* **Exercise details**: Below are records to write out exactly; drop the pictures when you do.

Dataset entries
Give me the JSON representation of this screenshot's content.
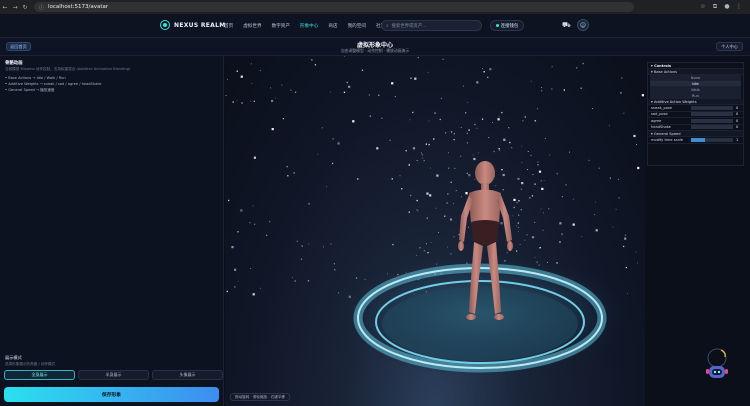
{
  "browser": {
    "url": "localhost:5173/avatar"
  },
  "header": {
    "brand": "NEXUS REALM",
    "nav": [
      "首页",
      "虚拟世界",
      "数字资产",
      "形象中心",
      "商店",
      "我的空间",
      "社区"
    ],
    "active_nav": "形象中心",
    "search_placeholder": "搜索世界或资产...",
    "connect_label": "连接钱包"
  },
  "subheader": {
    "back_label": "返回首页",
    "title": "虚拟形象中心",
    "subtitle": "自由调整模型 · 动作控制 · 播放动画演示",
    "personal_label": "个人中心"
  },
  "left_panel": {
    "title": "骨骼动画",
    "desc": "当前模型 Mixamo 动作控制，支持权重混合 (Additive Animation Blending)",
    "items": [
      "Base Actions → Idle / Walk / Run",
      "Additive Weights → sneak / sad / agree / headShake",
      "General Speed → 播放速度"
    ],
    "mode_label": "展示模式",
    "mode_desc": "选择形象展示的角度 / 动作模式",
    "modes": [
      "全身展示",
      "半身展示",
      "头像展示"
    ],
    "active_mode": 0,
    "save_label": "保存形象"
  },
  "viewport": {
    "hint": "拖动旋转 · 滚轮缩放 · 右键平移"
  },
  "controls": {
    "title": "Controls",
    "base_actions_title": "Base Actions",
    "base_actions": [
      "None",
      "Idle",
      "Walk",
      "Run"
    ],
    "selected_base": 1,
    "additive_title": "Additive Action Weights",
    "additive": [
      {
        "name": "sneak_pose",
        "value": "0"
      },
      {
        "name": "sad_pose",
        "value": "0"
      },
      {
        "name": "agree",
        "value": "0"
      },
      {
        "name": "headShake",
        "value": "0"
      }
    ],
    "speed_title": "General Speed",
    "speed_label": "modify time scale",
    "speed_value": "1"
  },
  "colors": {
    "accent": "#2ee6d6",
    "ring": "#7fe9ff",
    "figure": "#c98a80"
  }
}
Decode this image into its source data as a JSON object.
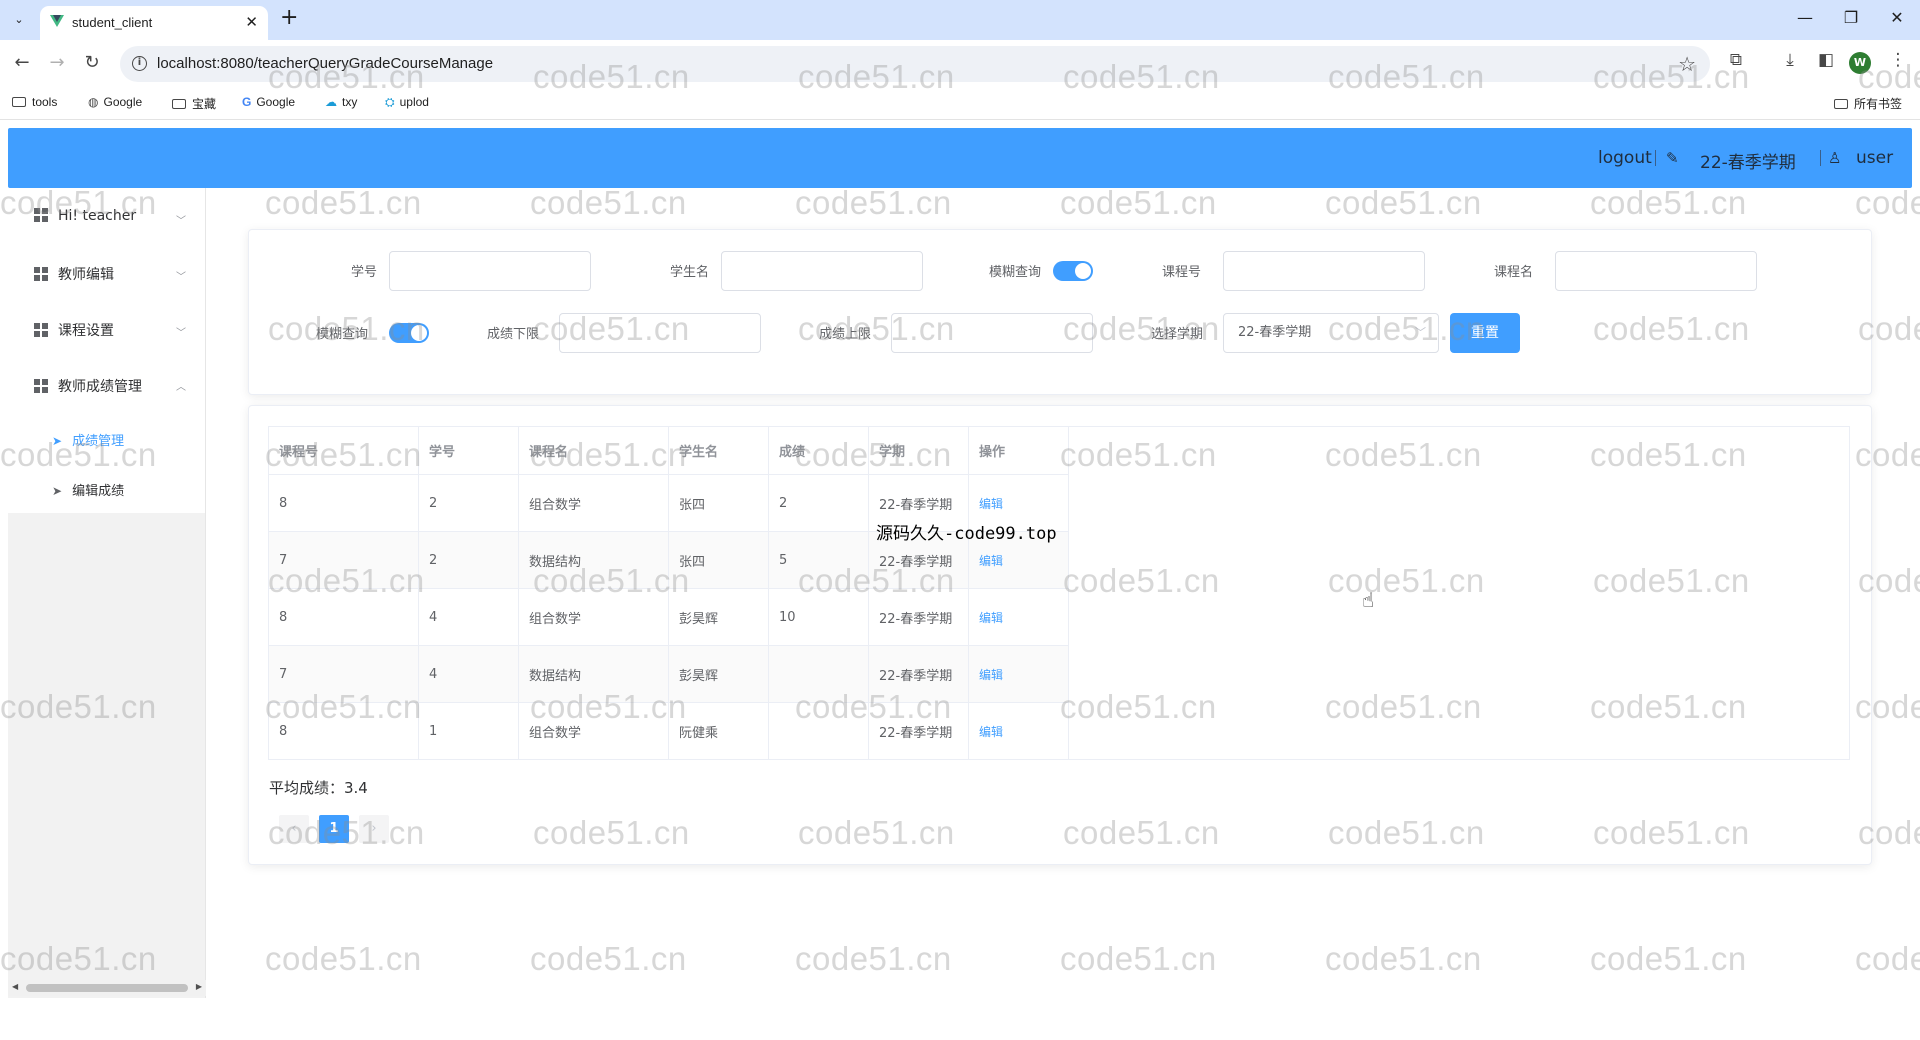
{
  "browser": {
    "tab_title": "student_client",
    "url": "localhost:8080/teacherQueryGradeCourseManage",
    "bookmarks": [
      "tools",
      "Google",
      "宝藏",
      "Google",
      "txy",
      "uplod"
    ],
    "all_bookmarks": "所有书签",
    "profile_initial": "W"
  },
  "header": {
    "logout": "logout",
    "term": "22-春季学期",
    "user": "user",
    "bg_color": "#409eff"
  },
  "sidebar": {
    "menus": [
      {
        "label": "Hi! teacher",
        "icon": "grid-icon"
      },
      {
        "label": "教师编辑",
        "icon": "grid-icon"
      },
      {
        "label": "课程设置",
        "icon": "grid-icon"
      },
      {
        "label": "教师成绩管理",
        "icon": "grid-icon"
      }
    ],
    "submenus": [
      {
        "label": "成绩管理",
        "active": true
      },
      {
        "label": "编辑成绩",
        "active": false
      }
    ]
  },
  "filters": {
    "student_id_label": "学号",
    "student_name_label": "学生名",
    "fuzzy_label": "模糊查询",
    "course_id_label": "课程号",
    "course_name_label": "课程名",
    "fuzzy_label_2": "模糊查询",
    "grade_min_label": "成绩下限",
    "grade_max_label": "成绩上限",
    "term_label": "选择学期",
    "term_value": "22-春季学期",
    "reset_button": "重置"
  },
  "table": {
    "headers": [
      "课程号",
      "学号",
      "课程名",
      "学生名",
      "成绩",
      "学期",
      "操作"
    ],
    "rows": [
      [
        "8",
        "2",
        "组合数学",
        "张四",
        "2",
        "22-春季学期",
        "编辑"
      ],
      [
        "7",
        "2",
        "数据结构",
        "张四",
        "5",
        "22-春季学期",
        "编辑"
      ],
      [
        "8",
        "4",
        "组合数学",
        "彭昊辉",
        "10",
        "22-春季学期",
        "编辑"
      ],
      [
        "7",
        "4",
        "数据结构",
        "彭昊辉",
        "",
        "22-春季学期",
        "编辑"
      ],
      [
        "8",
        "1",
        "组合数学",
        "阮健乘",
        "",
        "22-春季学期",
        "编辑"
      ]
    ]
  },
  "average": "平均成绩：3.4",
  "pagination": {
    "prev": "‹",
    "current": "1",
    "next": "›"
  },
  "overlay": "源码久久-code99.top",
  "watermark": "code51.cn"
}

* **Response below**:
Give me the JSON representation of this screenshot's content.
{
  "browser": {
    "url": "localhost:5173/avatar"
  },
  "header": {
    "brand": "NEXUS REALM",
    "nav": [
      "首页",
      "虚拟世界",
      "数字资产",
      "形象中心",
      "商店",
      "我的空间",
      "社区"
    ],
    "active_nav": "形象中心",
    "search_placeholder": "搜索世界或资产...",
    "connect_label": "连接钱包"
  },
  "subheader": {
    "back_label": "返回首页",
    "title": "虚拟形象中心",
    "subtitle": "自由调整模型 · 动作控制 · 播放动画演示",
    "personal_label": "个人中心"
  },
  "left_panel": {
    "title": "骨骼动画",
    "desc": "当前模型 Mixamo 动作控制，支持权重混合 (Additive Animation Blending)",
    "items": [
      "Base Actions → Idle / Walk / Run",
      "Additive Weights → sneak / sad / agree / headShake",
      "General Speed → 播放速度"
    ],
    "mode_label": "展示模式",
    "mode_desc": "选择形象展示的角度 / 动作模式",
    "modes": [
      "全身展示",
      "半身展示",
      "头像展示"
    ],
    "active_mode": 0,
    "save_label": "保存形象"
  },
  "viewport": {
    "hint": "拖动旋转 · 滚轮缩放 · 右键平移"
  },
  "controls": {
    "title": "Controls",
    "base_actions_title": "Base Actions",
    "base_actions": [
      "None",
      "Idle",
      "Walk",
      "Run"
    ],
    "selected_base": 1,
    "additive_title": "Additive Action Weights",
    "additive": [
      {
        "name": "sneak_pose",
        "value": "0"
      },
      {
        "name": "sad_pose",
        "value": "0"
      },
      {
        "name": "agree",
        "value": "0"
      },
      {
        "name": "headShake",
        "value": "0"
      }
    ],
    "speed_title": "General Speed",
    "speed_label": "modify time scale",
    "speed_value": "1"
  },
  "colors": {
    "accent": "#2ee6d6",
    "ring": "#7fe9ff",
    "figure": "#c98a80"
  }
}
Decode this image into its source data as a JSON object.
{
  "browser": {
    "tab_title": "student_client",
    "url": "localhost:8080/teacherQueryGradeCourseManage",
    "bookmarks": [
      "tools",
      "Google",
      "宝藏",
      "Google",
      "txy",
      "uplod"
    ],
    "all_bookmarks": "所有书签",
    "profile_initial": "W"
  },
  "header": {
    "logout": "logout",
    "term": "22-春季学期",
    "user": "user",
    "bg_color": "#409eff"
  },
  "sidebar": {
    "menus": [
      {
        "label": "Hi! teacher",
        "icon": "grid-icon"
      },
      {
        "label": "教师编辑",
        "icon": "grid-icon"
      },
      {
        "label": "课程设置",
        "icon": "grid-icon"
      },
      {
        "label": "教师成绩管理",
        "icon": "grid-icon"
      }
    ],
    "submenus": [
      {
        "label": "成绩管理",
        "active": true
      },
      {
        "label": "编辑成绩",
        "active": false
      }
    ]
  },
  "filters": {
    "student_id_label": "学号",
    "student_name_label": "学生名",
    "fuzzy_label": "模糊查询",
    "course_id_label": "课程号",
    "course_name_label": "课程名",
    "fuzzy_label_2": "模糊查询",
    "grade_min_label": "成绩下限",
    "grade_max_label": "成绩上限",
    "term_label": "选择学期",
    "term_value": "22-春季学期",
    "reset_button": "重置"
  },
  "table": {
    "headers": [
      "课程号",
      "学号",
      "课程名",
      "学生名",
      "成绩",
      "学期",
      "操作"
    ],
    "rows": [
      [
        "8",
        "2",
        "组合数学",
        "张四",
        "2",
        "22-春季学期",
        "编辑"
      ],
      [
        "7",
        "2",
        "数据结构",
        "张四",
        "5",
        "22-春季学期",
        "编辑"
      ],
      [
        "8",
        "4",
        "组合数学",
        "彭昊辉",
        "10",
        "22-春季学期",
        "编辑"
      ],
      [
        "7",
        "4",
        "数据结构",
        "彭昊辉",
        "",
        "22-春季学期",
        "编辑"
      ],
      [
        "8",
        "1",
        "组合数学",
        "阮健乘",
        "",
        "22-春季学期",
        "编辑"
      ]
    ]
  },
  "average": "平均成绩：3.4",
  "pagination": {
    "prev": "‹",
    "current": "1",
    "next": "›"
  },
  "overlay": "源码久久-code99.top",
  "watermark": "code51.cn"
}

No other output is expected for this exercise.